__Assignment__
Keep only those lines of the records that include the string "Data".

__Materials provided__
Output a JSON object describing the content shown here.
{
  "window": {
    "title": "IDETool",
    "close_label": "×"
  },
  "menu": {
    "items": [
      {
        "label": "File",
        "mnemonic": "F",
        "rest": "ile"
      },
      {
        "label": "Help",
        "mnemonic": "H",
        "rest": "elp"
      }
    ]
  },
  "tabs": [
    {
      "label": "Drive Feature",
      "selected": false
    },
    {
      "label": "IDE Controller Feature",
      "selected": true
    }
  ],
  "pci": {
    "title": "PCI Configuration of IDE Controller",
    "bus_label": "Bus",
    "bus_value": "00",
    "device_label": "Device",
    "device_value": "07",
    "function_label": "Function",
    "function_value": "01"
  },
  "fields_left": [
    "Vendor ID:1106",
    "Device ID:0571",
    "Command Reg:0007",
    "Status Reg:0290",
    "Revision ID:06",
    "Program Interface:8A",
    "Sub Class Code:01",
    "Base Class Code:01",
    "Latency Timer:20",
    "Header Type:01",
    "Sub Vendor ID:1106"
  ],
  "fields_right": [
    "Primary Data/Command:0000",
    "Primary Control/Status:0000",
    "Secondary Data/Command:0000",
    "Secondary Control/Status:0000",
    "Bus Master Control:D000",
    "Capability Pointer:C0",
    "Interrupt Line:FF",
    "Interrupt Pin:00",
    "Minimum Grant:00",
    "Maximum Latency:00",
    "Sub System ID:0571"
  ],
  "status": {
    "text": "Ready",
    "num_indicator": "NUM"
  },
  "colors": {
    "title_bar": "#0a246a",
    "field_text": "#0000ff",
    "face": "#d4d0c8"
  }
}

__Answer area__
    "Primary Data/Command:0000",
    "Secondary Data/Command:0000",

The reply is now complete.